  2. Turk DC, Dworkin RH (2004). “What should be the core outcomes in chronic pain clinical trials?“. Arthritis Research & Therapy. 6 (4): 151–4. doi:10.1186/ar1196. PMC 464897. PMID 15225358.
  3. Breivik H, Borchgrevink PC, Allen SM, Rosseland LA, Romundstad L, Hals EK, Kvarstein G, Stubhaug A (July 2008). “Assessment of pain“. British Journal of Anaesthesia. 101 (1): 17–24. doi:10.1093/bja/aen103. PMID 18487245.

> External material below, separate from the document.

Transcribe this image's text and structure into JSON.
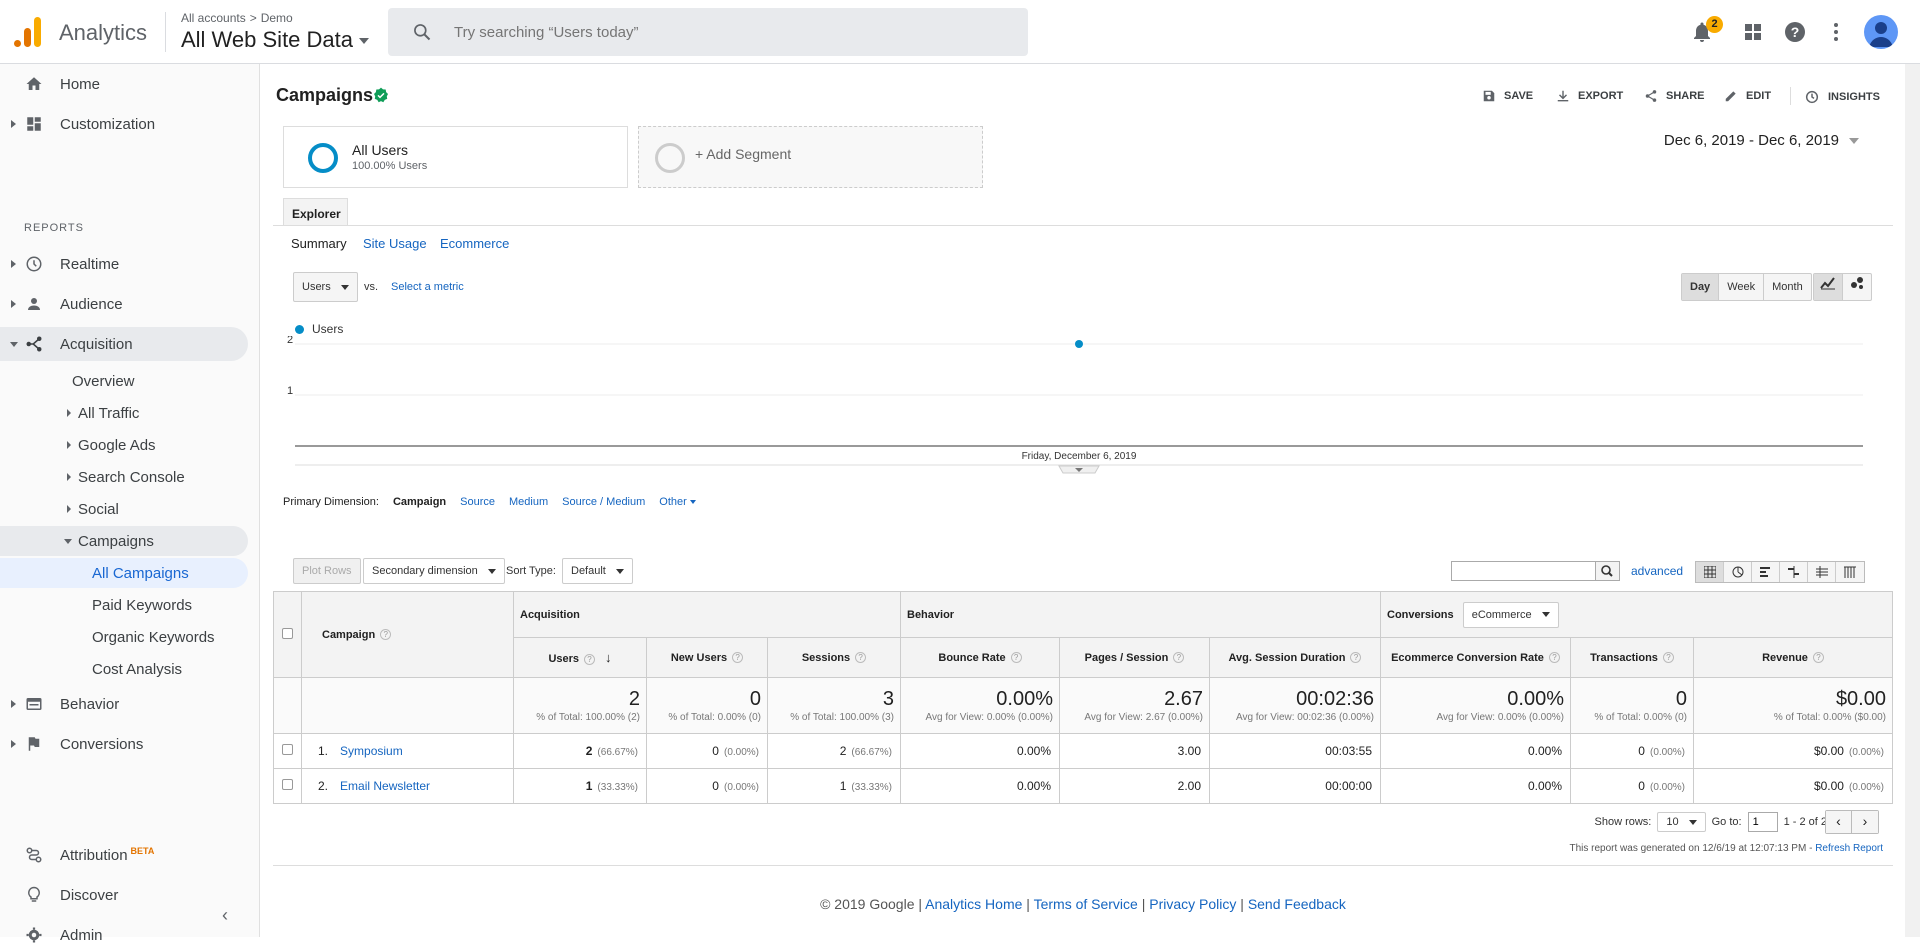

  4. Rasu RS1, Vouthy K, Crowl AN, Stegeman AE, Fikru B, Bawa WA, Knell ME. “Cost of pain medication to treat adult patients with nonmalignant chronic pain in the United States”. J Manag Care Spec Pharm. 2014 Sep;20(9):921-8.
  1. Moore RA, Wiffen PJ, Derry S, Maguire T, Roy YM, Tyrrell L (November 2015). “Non-prescription (OTC) oral analgesics for acute pain – an overview of Cochrane reviews“. The Cochrane Database of Systematic Reviews. 11 (11): CD010794. doi:10.1002/14651858.CD010794.pub2. PMC 6485506. PMID 26544675.
  2. https://ghr.nlm.nih.gov/condition/opioid-addiction
  3. https://www.statnews.com/2019/06/21/surgeons-overprescribed-opioids-analysis-shows/
  4. E. Wilcox, A. R. Mayer, T. M. Teshiba, J. Ling, B. W. Smith, G. L. Wilcox, and P.l G. Mullins. “The Subjective Experience of Pain: an FMRI Study of Percept-related Models and Functional Connectivity”. Pain Med. 2015 Nov; 16(11): 2121–2133.
  5. Bernardil, L., Hayoz, D. Wenzel, R., Passino, C., Calciati, A., Weber, R., and Noll, G., “Synchronous and baroceptor-sensitive oscillations in skin microcirculation: evidence for central autonomic control”, Am J Physiol. Oct ;273(4 Pt 2):H1867-78 (1997).
  6. Adi Schejter Bar-Noam, A. Kaminsky, A. Bravo, L. Shenkman, Nacasch, I. Fine, “Novel method for non-invasive blood pressure measurement from the finger using an optical system based on dynamic light scattering,” Proc. SPIE 11075, Novel Biophotonics Techniques and Applications V, 110750P (22 July 2019); doi: 10.1117/12.2525685